      I'm guessing the Databases they were using back in the 1800's didn't have that capability.

    • One scenario: some systems have tables that use a separate field for storing the century.

      Why do you think they have that field? Why would someone design a database that is less efficient and encourages wrong queries?

      Most likely because someone previously fucked up and thought 2-digit years would be enough, by the time they realised they needed to fix that it was easier to add a new field than change the semantics of an existing one. Given that how accurate do you expect the data in the centuary field to be for old records?

      and in some databases they didn't even go as far as adding a century fie

      • by hawk (1151)

        >up and thought 2-digit years would be enough,

        When economists actually looked at the *data* for the "Y2K problem," they found that it would have cost, in discounted real dollars, three times as much to prevent the problem as it would have to avoid . . .

        doc hawk, economist

    • Close (if you read the article). It was a data-entry problem. When the old records were entered into the computer, the wrong century was selected. The article doesn't say when that happened, it could have been 30 years ago.
  • I have a daughter born in 1999. I suspect that in the years 2200+ that she will encounter problems (assuming a long life) with the 256bit operating systems of the next century when an int could easily encompass every millisecond since the big bang, yet they will still use two digit numbers.
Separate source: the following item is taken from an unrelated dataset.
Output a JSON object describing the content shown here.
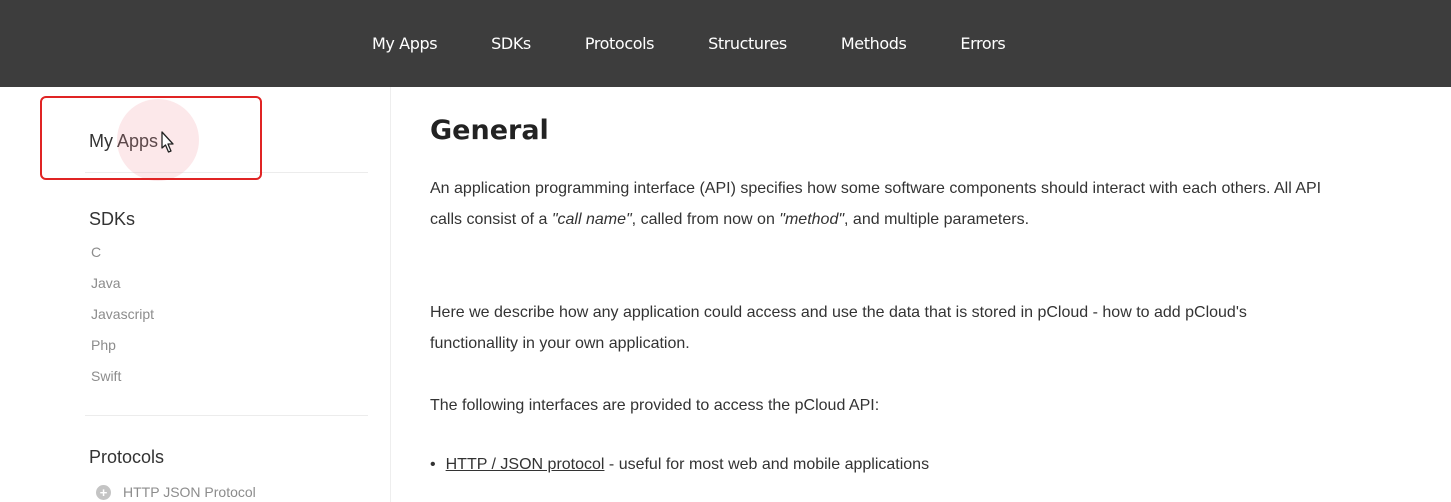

With most programmers being very young I don't think that many can think of a whole century as being something a computer must deal with.
    • I have a daughter born in 1999.

      A bit younger than my daughter, so your daughter has a higher chance than mine (and my kid's chances are non-zero) of living in three different centuries (20th, 21st, 22nd).

      I'm thinking that noone has ever done that (unless you count some Biblical codgers)....

      • My bad, I should have checked.

        Yes, there are people who were born in the 19th century and were still alive in the 21st. As of a year ago, there were 21 women born in the 19th century still alive.

        • by hawk (1151)

          Curiously, 17 of their husbands died in battle after being drafted past the age of 90 . . .

          hawk

    • Why assume 2200? In my experience, more things now rely on two digit years, not less. If a bad programmer today is coding something that never deals with historical records, only future dates, what is the incentive to be diligent about using four digit years? We've already established he's not very good, and if he even thought about, it, he probably assumes he won't be working 86 years from now when someone notices his bug.

  • Meh. Crap like that happens all the time, Y2K or no. Migrating 400k records stuff is bound to come up, particularly with old data, likely legacy systems, and probably shoddy migrations the 3 previous times this occurred. What is more concerning is the lack of QC or validation that led to the issue. Meaning likely those doing the migration no nothing of the DB contents, or are understaffed and underfunded to the point that no one has time to do it properly.

    I've seen 01/01/1900 time date mix ups which is like

  • Makes perfect sense - which would make for a more fearless army, a bunch of 18 year old boys, or a retirement home full of centenarians with Alzheimer's and/or stage 4 cancer?

    Human-wave attacks of volunteer centenarians against ISIS FTW.

    • Oh, but they don't move so fast anymore, but that's easy to fix. Since the computers think they are all teenagers, just issue them drivers permits and give them their 1970 Lincoln Continentals back. Airdrop them into Iraq and let them at it! CHARGE!!!!
  • When people die the county coroner complies death certificates and they are filed with the counties. So why is it that the dead are not taken off agency lists? My brother in law had his driver's license voided 16 months after he died. A police officer reported that his medical condition might make him an unsafe driver and it took Florida about twenty months to process it and deliver the notice. This reminds me of those lawyer ads that state that if you have died due to using a medical product you have

Money will say more in one moment than the most eloquent lover can in years.

Working...